When we find something relevant, we have this urge to get better and better at it. It’s what drives me to read and write so much about education. While many people look forward to relaxing during the summer, I find joy in reflecting on the past school year. I revise some things, get rid of others, and plan out new ideas.

Anytime I’m planning out lessons or activities, one of the first questions I think about is, “how can I make this relevant for my students?” It’s more than likely the first question they’re thinking about. In my classroom, it means allowing students choice in what they write or read. It means showing them real world examples of how a certain skill will help them. Sometimes it means scrapping a lesson and creating something new. Sometimes it means going against what I’m supposed to do, because I know it’s in the best interest of my students. And because I know students learn best when they see relevance in what they’re doing.

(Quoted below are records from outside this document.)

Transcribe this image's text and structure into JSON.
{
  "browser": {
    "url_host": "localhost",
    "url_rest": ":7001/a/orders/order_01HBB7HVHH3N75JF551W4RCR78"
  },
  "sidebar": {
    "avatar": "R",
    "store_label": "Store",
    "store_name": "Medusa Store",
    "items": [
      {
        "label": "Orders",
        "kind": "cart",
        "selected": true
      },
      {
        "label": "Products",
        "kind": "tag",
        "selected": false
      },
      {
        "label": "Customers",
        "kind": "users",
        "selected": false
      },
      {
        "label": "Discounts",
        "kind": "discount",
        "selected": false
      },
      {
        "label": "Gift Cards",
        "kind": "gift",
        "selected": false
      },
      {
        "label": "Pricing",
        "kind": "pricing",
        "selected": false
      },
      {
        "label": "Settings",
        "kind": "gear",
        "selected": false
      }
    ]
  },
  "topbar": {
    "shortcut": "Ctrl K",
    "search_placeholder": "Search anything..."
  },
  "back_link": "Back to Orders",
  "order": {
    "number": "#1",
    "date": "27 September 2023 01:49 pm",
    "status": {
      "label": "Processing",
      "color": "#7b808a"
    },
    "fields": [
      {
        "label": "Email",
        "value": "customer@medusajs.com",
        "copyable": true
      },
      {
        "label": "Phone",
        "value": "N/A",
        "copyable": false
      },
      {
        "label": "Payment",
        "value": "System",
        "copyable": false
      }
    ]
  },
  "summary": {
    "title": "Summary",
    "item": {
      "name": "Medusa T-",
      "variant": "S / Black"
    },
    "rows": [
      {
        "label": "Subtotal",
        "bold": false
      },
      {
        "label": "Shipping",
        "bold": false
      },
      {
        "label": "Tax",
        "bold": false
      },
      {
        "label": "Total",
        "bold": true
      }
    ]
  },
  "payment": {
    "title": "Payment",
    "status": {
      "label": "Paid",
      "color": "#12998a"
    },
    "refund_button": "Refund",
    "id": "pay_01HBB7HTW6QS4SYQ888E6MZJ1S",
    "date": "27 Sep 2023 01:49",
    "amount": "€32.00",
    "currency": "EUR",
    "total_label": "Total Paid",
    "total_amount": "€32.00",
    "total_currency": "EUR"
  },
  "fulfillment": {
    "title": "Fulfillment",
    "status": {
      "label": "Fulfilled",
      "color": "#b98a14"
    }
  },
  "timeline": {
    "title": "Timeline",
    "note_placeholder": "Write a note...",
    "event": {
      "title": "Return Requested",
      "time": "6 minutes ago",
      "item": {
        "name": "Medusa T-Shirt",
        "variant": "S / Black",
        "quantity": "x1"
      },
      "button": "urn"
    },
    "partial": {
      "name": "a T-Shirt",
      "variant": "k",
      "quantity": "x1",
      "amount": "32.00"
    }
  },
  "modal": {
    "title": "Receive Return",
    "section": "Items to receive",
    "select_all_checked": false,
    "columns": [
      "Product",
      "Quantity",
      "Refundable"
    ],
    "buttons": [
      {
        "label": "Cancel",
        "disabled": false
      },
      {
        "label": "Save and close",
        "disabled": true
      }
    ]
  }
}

Earlier last year, we wrote Amazon reviews. We spent the beginning of the unit figuring out how important online reviews, how influential they are and why they matter. I knew we couldn’t start writing until they saw the relevance. Luckily, many of my students use Amazon to purchase things. Plus, they had the chance to write about an item that meant something to them.

Creating lessons that all students find interesting is time consuming. Creating relevant lessons requires a lot of effort on our part. Unfortunately, some of us have less autonomy than others. Some of us have preset curriculum we must follow. Others are stuck in their old ways. But despite the challenges, despite the effort required, despite what we’re “supposed to do”, we need to create learning experiences that students will find interesting and relevant. Our students deserve it.

When there’s a lack of interest and relevance, students see no point in trying or caring. Some will comply and do their best, others will just coast by with the bare minimum and even worst, some will act out and eventually get labeled as problem students.

Relevance makes our jobs easier. It creates engagement. Cuts down on disruptions. It creates a connection between what we do in school and students’ lives. Most importantly, it makes them excited to learn.